What role do artists have in the mission of God? How does the everyday, working artist fit into God’s plan for the world? It’s a common question, and one of the first ones we received in the comments section of this site. It’s also a question that often goes unanswered, or is answered poorly. We think there is a simple answer that challenges Christian artists.
“The chief end of man is to glorify God and enjoy Him forever,” according to the Westminster Shorter Catechism. This is clearly drawn from Scripture where we see that God is worthy to receive glory and praise (Rev. 4:11) and that everything we do should be done for the glory of God (1 Cor. 10:31). Artists are no different. We are called to glorify God. But what does that really mean, in practice, as we pursue our work?
The cultural mandate
The best place to start answering this question is in the creation account. “And God blessed them. And God said to them, ‘Be fruitful and multiply and fill the earth and subdue it, and have dominion over the fish of the sea and over the birds of the heavens and over every living thing that moves on the earth,’” (Gen. 1:28). This charge given to Adam and Eve is known as the cultural mandate. In this command God stated his desire for man to not only populate the earth and care for creation, but to build and create human culture.
Culture is the sum total of what a people know, believe, think, experience, build and create. Culture is not just the arts, but the arts are certainly part of a culture’s foundation. Art functions as both the soil for cultural growth and the fruit that it yields.
The cultural mandate is a key part of the artist’s identity and role in God’s plan for the world.
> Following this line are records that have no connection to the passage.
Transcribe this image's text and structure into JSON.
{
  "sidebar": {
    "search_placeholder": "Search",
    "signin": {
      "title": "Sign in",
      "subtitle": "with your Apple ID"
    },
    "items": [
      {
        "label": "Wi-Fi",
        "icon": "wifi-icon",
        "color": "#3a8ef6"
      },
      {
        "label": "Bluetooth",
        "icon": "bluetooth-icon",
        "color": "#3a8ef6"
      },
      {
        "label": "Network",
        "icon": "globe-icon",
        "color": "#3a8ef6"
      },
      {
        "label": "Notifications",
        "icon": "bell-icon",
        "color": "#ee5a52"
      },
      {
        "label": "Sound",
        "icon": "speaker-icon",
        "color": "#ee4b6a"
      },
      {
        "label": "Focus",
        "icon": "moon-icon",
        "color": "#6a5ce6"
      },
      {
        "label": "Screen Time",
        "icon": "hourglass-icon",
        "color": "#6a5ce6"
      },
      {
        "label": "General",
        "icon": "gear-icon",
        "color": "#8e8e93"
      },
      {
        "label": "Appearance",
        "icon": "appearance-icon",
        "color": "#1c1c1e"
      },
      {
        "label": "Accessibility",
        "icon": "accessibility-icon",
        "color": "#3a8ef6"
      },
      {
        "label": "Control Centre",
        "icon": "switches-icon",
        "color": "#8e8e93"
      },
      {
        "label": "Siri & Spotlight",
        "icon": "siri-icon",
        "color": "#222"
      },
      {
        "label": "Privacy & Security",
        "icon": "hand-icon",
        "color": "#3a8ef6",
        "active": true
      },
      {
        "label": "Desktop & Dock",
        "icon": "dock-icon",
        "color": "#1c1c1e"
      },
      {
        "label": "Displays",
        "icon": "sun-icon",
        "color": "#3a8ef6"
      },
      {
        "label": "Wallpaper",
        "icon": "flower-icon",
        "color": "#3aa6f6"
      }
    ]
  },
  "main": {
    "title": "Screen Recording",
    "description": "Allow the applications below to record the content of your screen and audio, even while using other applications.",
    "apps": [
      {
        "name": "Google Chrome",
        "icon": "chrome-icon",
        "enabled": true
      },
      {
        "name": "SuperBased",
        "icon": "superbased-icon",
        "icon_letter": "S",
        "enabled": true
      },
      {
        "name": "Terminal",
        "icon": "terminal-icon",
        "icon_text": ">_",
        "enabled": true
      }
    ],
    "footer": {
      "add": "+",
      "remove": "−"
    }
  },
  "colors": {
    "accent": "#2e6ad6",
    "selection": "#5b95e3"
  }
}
The work of our minds and hands contributes to human culture. What artists produce builds culture, in both large and small ways. This mandate shows us that what we put into the world matters to God.
God’s specific call to artists
In Art for God’s Sake, Phillip Ryken points to the story of Bezalel to demonstrate how God views the work of the artist. In Exodus 31, God called Bezalel by name to build His tabernacle: “See, I have called by name Bezalel the son of Uri, son of Hur, of the tribe of Judah, and I have filled him with the Spirit of God, with ability and intelligence, with knowledge and all craftsmanship, to devise artistic designs, to work in gold, silver, and bronze, in cutting stones for setting, and in carving wood, to work in every craft,” (Ex. 31:2-5).
This is a specific call for Bezalel to build the tabernacle. As such, we have to recognize that not all of his experience applies to all Christians in all situations. However, the text is clear and provides principles for thinking through the believer’s pursuit of art. Namely, that the gifts and abilities of an artist come from the Lord, and that He gave them to us for His purposes.
When God creates an artist, he does so with the talents and abilities necessary to see His beauty and truth in the world, and lead others to them. The call of the artist is a personal one that comes from God. For an artist to walk away from this call, either in purpose or use of their gifts, is tragic.
An artist is likely to ask at some point, “But, how do I know if I’m supposed to be an artist?” It is a fair and honest question. There are many people who wish to be artists but don’t have the corresponding gifts, and others who have these gifts who don’t want them. I think there are two ways to be sure in your calling, and both are important. First, you should have a deep need to create or use your gift. You simply must do it. Second, your gift will be recognized and validated by people who are qualified to judge.
How do we glorify God in our work?
This leaves us with the obvious question, how do we glorify God through our art? The simple answer is that by using your gifts to show His beauty and truth to the world you will glorify Him.
While the tabernacle glorified God explicitly, all art has the potential to glorify God. But this is only true so far as it reflects the character, virtues, beauty and truth of God. Artistic gifts, like anything else under the sun, can be put to tasks that glorify God or rebel against Him.
A work of art does not have to be obviously evangelistic or “Christian” to glorify God. Conversely, I believe that many “Christian” works do not glorify God at all. Art most truly praises God when the heart of the artist seeks to glorify Him in their work. It is the orientation of the artist’s heart and the extent to which the work reflects God’s beauty and truth that matters.
There is a spiritual danger for artists who embark on this journey of seeking to glorify God with their art: idolatry. We idolize art when we make being an artist our identity ahead of our identity as blood-bought sons and daughters of the King. We idolize art when we believe it is valuable for its own sake. We idolize art by refusing to acknowledge that art itself is for the glory of God. We must beg the Holy Spirit to sanctify us and persevere us through these temptations. When we idolize art, we do great damage to our souls.
Artists glorify God by making good art, just as Jesus glorified God by making good tables. The call of the artist to glorify God is no different than the call of any other Christian to glorify God in their work. The aim of glorifying God through art is another facet of a biblical theology of vocation.
Catholic writer Dorothy Sayers put it best when she wrote: “The church’s approach to an intelligent carpenter is usually confined to exhorting him not to be drunk and disorderly in his leisure hours, and to come to church on Sundays. What the church should be telling him is this: that the very first demand that his religion makes upon him is that he should make good tables.” When Jesus was learning to be a carpenter from Joseph, I bet his desire was to glorify God by making good tables.
Feature image by Jordan Vonderhaar